Start of PROVIDED DATA

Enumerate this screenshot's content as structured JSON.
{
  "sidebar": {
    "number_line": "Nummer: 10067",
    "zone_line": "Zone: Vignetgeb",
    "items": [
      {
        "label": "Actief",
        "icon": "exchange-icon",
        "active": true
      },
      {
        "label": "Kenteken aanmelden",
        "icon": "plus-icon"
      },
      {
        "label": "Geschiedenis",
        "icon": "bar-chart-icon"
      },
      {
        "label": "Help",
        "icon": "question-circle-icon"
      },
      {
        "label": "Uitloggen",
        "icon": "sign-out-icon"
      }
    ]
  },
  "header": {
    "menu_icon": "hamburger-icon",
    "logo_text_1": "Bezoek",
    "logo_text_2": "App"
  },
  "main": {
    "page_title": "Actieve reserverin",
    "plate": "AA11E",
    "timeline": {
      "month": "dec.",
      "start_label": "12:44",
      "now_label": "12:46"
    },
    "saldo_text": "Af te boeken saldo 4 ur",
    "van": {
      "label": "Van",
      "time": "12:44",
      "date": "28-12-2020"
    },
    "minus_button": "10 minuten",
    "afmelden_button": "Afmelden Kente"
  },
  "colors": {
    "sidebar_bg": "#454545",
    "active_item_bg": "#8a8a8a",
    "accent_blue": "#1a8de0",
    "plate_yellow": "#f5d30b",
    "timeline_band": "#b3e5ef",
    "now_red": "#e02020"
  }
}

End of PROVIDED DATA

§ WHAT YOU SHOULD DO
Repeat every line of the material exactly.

§ YOUR SOLUTION
Enumerate this screenshot's content as structured JSON.
{
  "sidebar": {
    "number_line": "Nummer: 10067",
    "zone_line": "Zone: Vignetgeb",
    "items": [
      {
        "label": "Actief",
        "icon": "exchange-icon",
        "active": true
      },
      {
        "label": "Kenteken aanmelden",
        "icon": "plus-icon"
      },
      {
        "label": "Geschiedenis",
        "icon": "bar-chart-icon"
      },
      {
        "label": "Help",
        "icon": "question-circle-icon"
      },
      {
        "label": "Uitloggen",
        "icon": "sign-out-icon"
      }
    ]
  },
  "header": {
    "menu_icon": "hamburger-icon",
    "logo_text_1": "Bezoek",
    "logo_text_2": "App"
  },
  "main": {
    "page_title": "Actieve reserverin",
    "plate": "AA11E",
    "timeline": {
      "month": "dec.",
      "start_label": "12:44",
      "now_label": "12:46"
    },
    "saldo_text": "Af te boeken saldo 4 ur",
    "van": {
      "label": "Van",
      "time": "12:44",
      "date": "28-12-2020"
    },
    "minus_button": "10 minuten",
    "afmelden_button": "Afmelden Kente"
  },
  "colors": {
    "sidebar_bg": "#454545",
    "active_item_bg": "#8a8a8a",
    "accent_blue": "#1a8de0",
    "plate_yellow": "#f5d30b",
    "timeline_band": "#b3e5ef",
    "now_red": "#e02020"
  }
}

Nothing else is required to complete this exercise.